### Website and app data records
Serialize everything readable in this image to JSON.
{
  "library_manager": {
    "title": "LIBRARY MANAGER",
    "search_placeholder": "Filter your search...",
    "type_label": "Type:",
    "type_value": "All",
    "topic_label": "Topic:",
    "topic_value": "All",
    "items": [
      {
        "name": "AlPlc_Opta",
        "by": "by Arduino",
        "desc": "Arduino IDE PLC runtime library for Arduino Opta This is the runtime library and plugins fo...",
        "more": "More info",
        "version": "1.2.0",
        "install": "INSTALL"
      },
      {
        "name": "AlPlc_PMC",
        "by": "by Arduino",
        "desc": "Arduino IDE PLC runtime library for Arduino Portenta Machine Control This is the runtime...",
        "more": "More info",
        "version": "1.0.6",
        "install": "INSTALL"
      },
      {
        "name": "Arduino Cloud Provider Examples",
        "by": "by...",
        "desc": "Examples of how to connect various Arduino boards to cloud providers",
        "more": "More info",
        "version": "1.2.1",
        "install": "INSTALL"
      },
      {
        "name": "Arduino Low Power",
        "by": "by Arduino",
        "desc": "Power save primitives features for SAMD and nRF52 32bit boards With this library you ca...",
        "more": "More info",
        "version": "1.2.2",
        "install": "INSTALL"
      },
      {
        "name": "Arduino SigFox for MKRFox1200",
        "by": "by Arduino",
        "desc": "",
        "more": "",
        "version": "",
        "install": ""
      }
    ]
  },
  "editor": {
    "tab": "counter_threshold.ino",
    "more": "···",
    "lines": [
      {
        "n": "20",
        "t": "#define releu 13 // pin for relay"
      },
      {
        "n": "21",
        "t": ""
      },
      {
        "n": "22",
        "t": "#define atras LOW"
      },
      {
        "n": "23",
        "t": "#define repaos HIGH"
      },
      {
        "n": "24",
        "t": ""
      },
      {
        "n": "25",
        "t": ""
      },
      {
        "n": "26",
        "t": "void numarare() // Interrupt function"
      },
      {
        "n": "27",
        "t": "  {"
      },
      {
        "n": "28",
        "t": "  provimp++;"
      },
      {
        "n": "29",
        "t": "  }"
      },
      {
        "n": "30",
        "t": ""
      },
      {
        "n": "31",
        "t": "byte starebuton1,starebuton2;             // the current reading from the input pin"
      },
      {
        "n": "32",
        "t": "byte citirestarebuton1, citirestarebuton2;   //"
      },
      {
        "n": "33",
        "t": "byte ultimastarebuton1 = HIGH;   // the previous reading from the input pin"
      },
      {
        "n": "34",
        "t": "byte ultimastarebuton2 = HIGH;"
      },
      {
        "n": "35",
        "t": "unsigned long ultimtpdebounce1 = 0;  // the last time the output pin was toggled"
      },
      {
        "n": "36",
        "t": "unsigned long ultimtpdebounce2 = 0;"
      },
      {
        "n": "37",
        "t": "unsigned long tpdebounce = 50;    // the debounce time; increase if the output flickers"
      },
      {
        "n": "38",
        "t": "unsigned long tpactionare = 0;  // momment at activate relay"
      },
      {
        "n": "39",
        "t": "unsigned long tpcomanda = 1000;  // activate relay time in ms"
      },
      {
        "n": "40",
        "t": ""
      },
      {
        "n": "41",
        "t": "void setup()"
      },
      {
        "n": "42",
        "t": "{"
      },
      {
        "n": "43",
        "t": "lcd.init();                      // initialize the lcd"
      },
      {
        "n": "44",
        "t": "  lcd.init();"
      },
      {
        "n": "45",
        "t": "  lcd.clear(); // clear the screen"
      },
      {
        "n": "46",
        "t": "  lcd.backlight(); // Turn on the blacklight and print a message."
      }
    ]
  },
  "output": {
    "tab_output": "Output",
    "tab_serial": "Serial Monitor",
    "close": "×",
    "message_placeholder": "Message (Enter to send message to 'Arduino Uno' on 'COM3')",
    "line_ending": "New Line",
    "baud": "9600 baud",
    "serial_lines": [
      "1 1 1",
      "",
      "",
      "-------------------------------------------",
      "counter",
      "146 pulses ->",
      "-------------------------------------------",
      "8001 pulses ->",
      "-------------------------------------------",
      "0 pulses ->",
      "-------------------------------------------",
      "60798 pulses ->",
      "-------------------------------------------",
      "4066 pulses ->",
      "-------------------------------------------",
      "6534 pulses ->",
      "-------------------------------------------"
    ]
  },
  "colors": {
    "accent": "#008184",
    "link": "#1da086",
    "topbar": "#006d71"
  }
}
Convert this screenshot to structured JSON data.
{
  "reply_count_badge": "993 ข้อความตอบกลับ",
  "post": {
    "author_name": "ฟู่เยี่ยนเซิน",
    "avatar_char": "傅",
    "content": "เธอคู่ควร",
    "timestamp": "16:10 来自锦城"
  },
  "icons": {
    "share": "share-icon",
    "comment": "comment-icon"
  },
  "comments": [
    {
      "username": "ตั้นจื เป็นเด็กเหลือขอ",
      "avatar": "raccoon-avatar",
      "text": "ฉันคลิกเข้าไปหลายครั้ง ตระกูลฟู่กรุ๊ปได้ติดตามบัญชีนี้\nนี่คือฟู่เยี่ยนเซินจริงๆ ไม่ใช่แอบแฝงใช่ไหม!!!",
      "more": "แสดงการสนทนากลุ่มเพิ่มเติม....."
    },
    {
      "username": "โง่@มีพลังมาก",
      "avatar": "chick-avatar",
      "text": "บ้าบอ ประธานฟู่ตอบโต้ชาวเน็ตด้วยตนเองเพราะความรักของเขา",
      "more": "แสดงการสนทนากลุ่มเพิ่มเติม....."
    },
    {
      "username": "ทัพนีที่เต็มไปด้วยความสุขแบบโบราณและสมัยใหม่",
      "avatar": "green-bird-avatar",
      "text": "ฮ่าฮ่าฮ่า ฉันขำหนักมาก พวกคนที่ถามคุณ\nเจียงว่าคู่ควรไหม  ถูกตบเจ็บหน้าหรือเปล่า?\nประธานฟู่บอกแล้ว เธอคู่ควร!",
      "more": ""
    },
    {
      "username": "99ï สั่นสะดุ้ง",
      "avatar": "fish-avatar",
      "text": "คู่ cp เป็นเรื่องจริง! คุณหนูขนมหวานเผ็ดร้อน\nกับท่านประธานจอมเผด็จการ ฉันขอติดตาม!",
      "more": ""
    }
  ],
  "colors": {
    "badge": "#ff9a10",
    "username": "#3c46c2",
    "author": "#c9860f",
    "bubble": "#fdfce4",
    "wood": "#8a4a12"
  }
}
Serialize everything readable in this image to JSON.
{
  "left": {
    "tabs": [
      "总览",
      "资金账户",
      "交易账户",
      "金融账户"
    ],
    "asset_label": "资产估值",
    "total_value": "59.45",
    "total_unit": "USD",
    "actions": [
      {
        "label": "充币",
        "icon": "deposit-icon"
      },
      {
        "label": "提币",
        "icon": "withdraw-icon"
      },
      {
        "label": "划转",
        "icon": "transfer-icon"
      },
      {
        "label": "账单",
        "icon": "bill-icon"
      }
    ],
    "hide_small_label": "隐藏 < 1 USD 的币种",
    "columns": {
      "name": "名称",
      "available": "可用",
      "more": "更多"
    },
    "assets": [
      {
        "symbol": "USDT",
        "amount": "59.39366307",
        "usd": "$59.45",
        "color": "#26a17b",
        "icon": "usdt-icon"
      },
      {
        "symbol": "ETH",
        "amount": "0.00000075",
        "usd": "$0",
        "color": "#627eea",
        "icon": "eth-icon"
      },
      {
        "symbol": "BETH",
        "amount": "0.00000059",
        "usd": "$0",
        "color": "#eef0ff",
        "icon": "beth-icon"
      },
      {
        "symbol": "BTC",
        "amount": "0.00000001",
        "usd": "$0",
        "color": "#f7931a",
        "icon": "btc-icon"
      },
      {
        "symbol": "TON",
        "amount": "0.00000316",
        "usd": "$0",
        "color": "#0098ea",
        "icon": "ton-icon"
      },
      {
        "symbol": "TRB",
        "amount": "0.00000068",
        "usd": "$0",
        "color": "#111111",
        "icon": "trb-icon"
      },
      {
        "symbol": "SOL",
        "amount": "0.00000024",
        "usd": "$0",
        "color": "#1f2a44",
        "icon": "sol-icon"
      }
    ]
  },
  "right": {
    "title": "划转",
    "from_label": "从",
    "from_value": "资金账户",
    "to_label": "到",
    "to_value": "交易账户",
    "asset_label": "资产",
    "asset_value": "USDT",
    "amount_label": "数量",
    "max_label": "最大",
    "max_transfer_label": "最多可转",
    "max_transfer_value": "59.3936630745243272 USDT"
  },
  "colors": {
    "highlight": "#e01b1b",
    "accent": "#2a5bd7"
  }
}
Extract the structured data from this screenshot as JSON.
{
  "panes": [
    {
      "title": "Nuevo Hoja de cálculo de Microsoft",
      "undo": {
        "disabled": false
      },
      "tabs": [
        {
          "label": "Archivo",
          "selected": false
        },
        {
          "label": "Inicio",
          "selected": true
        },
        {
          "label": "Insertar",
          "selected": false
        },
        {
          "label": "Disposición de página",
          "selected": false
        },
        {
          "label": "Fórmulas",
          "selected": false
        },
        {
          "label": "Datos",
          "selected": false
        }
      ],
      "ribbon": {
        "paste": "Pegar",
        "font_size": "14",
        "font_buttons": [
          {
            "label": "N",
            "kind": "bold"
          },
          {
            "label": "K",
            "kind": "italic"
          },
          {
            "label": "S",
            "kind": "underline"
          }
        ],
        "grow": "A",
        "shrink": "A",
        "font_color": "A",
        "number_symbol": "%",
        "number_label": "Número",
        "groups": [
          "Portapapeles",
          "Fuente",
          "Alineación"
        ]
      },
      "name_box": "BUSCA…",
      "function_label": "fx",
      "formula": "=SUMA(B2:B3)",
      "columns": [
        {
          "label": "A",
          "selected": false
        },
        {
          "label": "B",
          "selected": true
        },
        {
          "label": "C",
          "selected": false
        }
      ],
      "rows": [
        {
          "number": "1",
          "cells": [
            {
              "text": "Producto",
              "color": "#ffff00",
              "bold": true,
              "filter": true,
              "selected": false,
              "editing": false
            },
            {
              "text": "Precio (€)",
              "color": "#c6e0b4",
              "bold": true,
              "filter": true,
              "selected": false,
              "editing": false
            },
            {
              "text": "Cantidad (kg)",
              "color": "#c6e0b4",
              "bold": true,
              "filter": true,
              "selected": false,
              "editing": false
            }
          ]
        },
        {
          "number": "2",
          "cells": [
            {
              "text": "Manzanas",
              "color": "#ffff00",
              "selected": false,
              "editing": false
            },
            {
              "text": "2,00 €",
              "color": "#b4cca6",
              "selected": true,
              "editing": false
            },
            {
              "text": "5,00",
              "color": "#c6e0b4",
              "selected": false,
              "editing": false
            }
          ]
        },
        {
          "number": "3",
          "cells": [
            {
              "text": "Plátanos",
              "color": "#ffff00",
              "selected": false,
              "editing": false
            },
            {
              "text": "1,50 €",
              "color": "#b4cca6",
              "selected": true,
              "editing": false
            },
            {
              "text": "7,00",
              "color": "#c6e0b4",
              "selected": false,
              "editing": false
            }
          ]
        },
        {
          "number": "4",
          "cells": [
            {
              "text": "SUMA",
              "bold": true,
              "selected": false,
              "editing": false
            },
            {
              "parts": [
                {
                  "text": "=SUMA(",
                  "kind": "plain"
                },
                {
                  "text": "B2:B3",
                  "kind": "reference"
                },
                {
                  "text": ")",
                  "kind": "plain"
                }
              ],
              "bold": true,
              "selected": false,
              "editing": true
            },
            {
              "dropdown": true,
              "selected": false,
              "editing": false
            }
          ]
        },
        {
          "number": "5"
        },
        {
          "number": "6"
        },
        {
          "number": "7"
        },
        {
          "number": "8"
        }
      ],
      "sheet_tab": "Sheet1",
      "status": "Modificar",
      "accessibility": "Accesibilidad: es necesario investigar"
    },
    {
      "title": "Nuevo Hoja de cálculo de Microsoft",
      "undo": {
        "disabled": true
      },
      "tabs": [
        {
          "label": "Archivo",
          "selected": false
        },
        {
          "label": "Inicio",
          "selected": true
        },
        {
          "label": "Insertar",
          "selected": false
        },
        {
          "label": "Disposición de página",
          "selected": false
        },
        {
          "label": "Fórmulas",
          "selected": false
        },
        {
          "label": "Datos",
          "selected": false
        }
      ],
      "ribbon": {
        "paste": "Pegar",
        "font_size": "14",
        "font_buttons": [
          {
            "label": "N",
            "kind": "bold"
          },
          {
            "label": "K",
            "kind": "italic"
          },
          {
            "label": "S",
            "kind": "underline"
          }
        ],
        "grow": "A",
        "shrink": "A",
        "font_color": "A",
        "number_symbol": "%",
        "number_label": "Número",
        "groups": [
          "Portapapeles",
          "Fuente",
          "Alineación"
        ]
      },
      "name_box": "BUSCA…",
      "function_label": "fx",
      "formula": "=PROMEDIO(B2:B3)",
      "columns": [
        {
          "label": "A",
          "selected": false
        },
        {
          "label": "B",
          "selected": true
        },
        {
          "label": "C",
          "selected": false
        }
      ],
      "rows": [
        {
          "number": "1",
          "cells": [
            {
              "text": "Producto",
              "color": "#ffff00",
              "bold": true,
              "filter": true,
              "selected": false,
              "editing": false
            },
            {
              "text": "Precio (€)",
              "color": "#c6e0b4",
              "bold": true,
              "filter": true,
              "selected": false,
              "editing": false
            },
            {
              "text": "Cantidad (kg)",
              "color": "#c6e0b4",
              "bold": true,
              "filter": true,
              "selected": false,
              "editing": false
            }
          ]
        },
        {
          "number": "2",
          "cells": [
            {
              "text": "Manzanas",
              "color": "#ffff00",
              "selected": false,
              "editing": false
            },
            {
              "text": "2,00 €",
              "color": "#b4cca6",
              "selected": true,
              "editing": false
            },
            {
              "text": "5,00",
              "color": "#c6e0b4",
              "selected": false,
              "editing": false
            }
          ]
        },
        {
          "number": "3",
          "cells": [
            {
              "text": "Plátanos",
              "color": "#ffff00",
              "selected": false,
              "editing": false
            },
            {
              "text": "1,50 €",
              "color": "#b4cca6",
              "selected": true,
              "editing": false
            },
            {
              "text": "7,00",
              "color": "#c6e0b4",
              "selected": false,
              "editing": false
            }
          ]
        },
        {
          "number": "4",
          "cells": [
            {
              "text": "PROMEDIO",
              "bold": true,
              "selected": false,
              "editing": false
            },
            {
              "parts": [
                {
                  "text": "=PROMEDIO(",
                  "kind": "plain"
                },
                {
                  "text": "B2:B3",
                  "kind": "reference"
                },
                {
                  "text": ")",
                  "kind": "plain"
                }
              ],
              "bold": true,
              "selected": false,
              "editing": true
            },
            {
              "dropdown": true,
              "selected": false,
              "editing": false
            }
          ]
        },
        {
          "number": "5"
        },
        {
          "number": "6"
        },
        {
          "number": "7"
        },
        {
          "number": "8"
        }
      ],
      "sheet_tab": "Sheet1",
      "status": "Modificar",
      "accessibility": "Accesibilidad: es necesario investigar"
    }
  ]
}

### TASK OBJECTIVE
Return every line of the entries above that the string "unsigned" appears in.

### ANSWER TO THIS PROBLEM
        "t": "unsigned long ultimtpdebounce1 = 0;  // the last time the output pin was toggled"
        "t": "unsigned long ultimtpdebounce2 = 0;"
        "t": "unsigned long tpdebounce = 50;    // the debounce time; increase if the output flickers"
        "t": "unsigned long tpactionare = 0;  // momment at activate relay"
        "t": "unsigned long tpcomanda = 1000;  // activate relay time in ms"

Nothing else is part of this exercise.